“He’s obviously long off the tee and that’s one of his strengths,” Hutsell said. “He also has a great putting stroke. Any time you can drive it as long as he does and hit a lot of fairways, you increase your chance of hitting greens with shorter irons into the green. It’s interesting. In the playoff yesterday, you had contrasting styles — Webb isn’t extremely long. Distance isn’t everything, but it is an advantage, particularly when you’re putting well.”

So what can you glean from Hutsell, Matsuyama and Simpson? Chances are you aren’t going to be playing in events that are as high profile as what they’re playing in, but the message is the same even if it’s a local tournament, club championship, or a match with your buddies where you’re trailing late: stay positive.

“If you find yourself playing from behind, stay as positive as you can,” Hutsell said. “If there’s any doubt in your mind, it will certainly effect how you play or hit shots. Maintain a positive attitude even if you’re not striking it as well as you’d like. It will help. The mind plays a huge part in the game of golf, even in between shots, so thinking positively and being confident in your decision making will help you to hit better shots in the long run.”

Experience counts for something too.

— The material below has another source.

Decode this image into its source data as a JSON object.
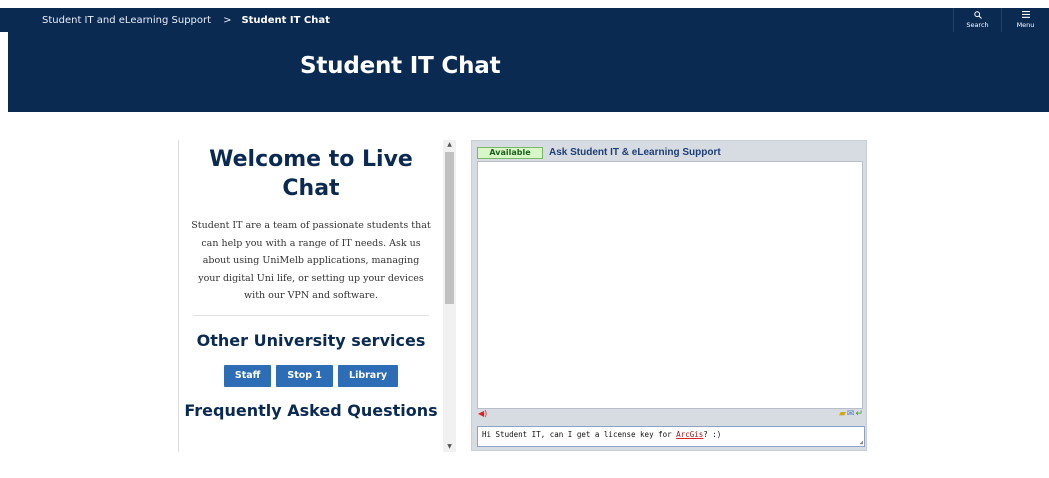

“The more you can expose yourself to the pressures of playing in matches and tournaments can only help you when you find yourself in a situation with a chance to win,” Hutsell said. “When you get that opportunity — it doesn’t happen as often as we’d like — if you can, grasp it. It’s an amazing feeling and one you want to experience again and again.”

Hutsell said this whole outlook can also be applied to what the New England Patriots accomplished in winning Super Bowl 51 on Sunday, overcoming a late, 25-point deficit to defeat the Atlanta Falcons in overtime.

“I have no idea what was said in locker room at halftime, but I’m sure it was something like, ‘we still had 30 miunutes to play, anything can happen,’ Hutsell said. “Whether you’re ahead or behind, everyone feels pressure. How you handle it decides whether you have success or failure. The Patriots have had success in these situations before. They could take some comfort in that. Your desired outcome is easier to achieve when you’re able to recall a past experience where you performed well under pressure.”

T.J. Auclair is a Senior Interactive Producer for and has covered professional golf since 1998, traveling to over 60 major championships. You can follow him on Twitter, @tjauclair.